Records from a data collection

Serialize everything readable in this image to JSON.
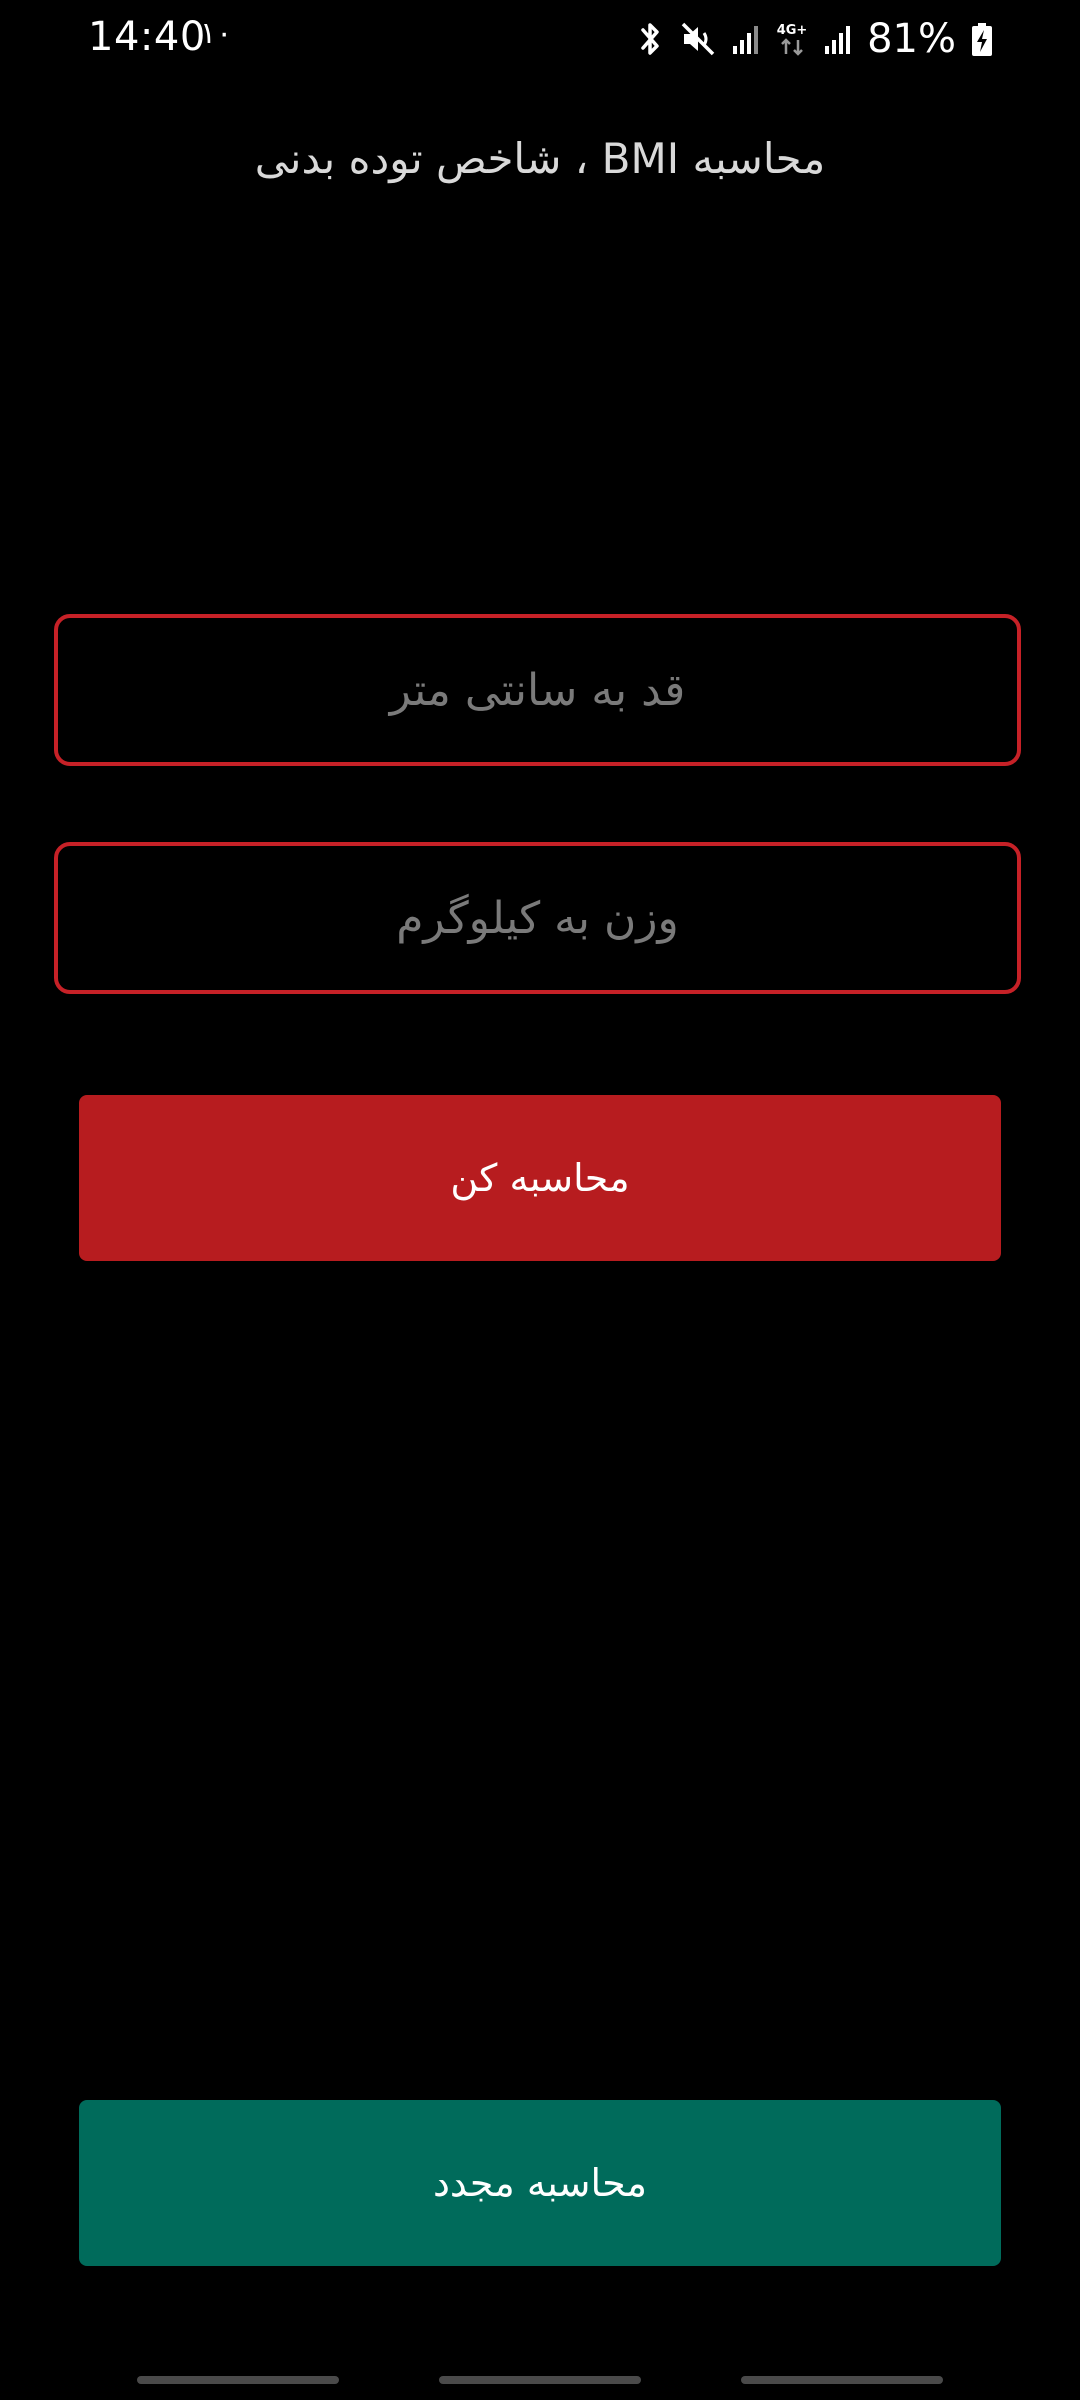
{
  "status_bar": {
    "time": "14:40",
    "notification": "۱۰",
    "battery_percent": "81%",
    "network_type": "4G+",
    "icons": [
      "bluetooth-icon",
      "mute-vibrate-icon",
      "signal-icon",
      "data-icon",
      "signal-icon",
      "battery-charging-icon"
    ]
  },
  "app": {
    "title": "محاسبه BMI ، شاخص توده بدنی"
  },
  "form": {
    "height_placeholder": "قد به سانتی متر",
    "height_value": "",
    "weight_placeholder": "وزن به کیلوگرم",
    "weight_value": ""
  },
  "buttons": {
    "calculate_label": "محاسبه کن",
    "reset_label": "محاسبه مجدد"
  },
  "colors": {
    "background": "#000000",
    "field_border": "#c62127",
    "calculate_button": "#b71c1f",
    "reset_button": "#006b5b",
    "placeholder": "#7a7a7a"
  }
}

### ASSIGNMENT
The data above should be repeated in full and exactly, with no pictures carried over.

### RESULT FOR THIS TASK
Serialize everything readable in this image to JSON.
{
  "status_bar": {
    "time": "14:40",
    "notification": "۱۰",
    "battery_percent": "81%",
    "network_type": "4G+",
    "icons": [
      "bluetooth-icon",
      "mute-vibrate-icon",
      "signal-icon",
      "data-icon",
      "signal-icon",
      "battery-charging-icon"
    ]
  },
  "app": {
    "title": "محاسبه BMI ، شاخص توده بدنی"
  },
  "form": {
    "height_placeholder": "قد به سانتی متر",
    "height_value": "",
    "weight_placeholder": "وزن به کیلوگرم",
    "weight_value": ""
  },
  "buttons": {
    "calculate_label": "محاسبه کن",
    "reset_label": "محاسبه مجدد"
  },
  "colors": {
    "background": "#000000",
    "field_border": "#c62127",
    "calculate_button": "#b71c1f",
    "reset_button": "#006b5b",
    "placeholder": "#7a7a7a"
  }
}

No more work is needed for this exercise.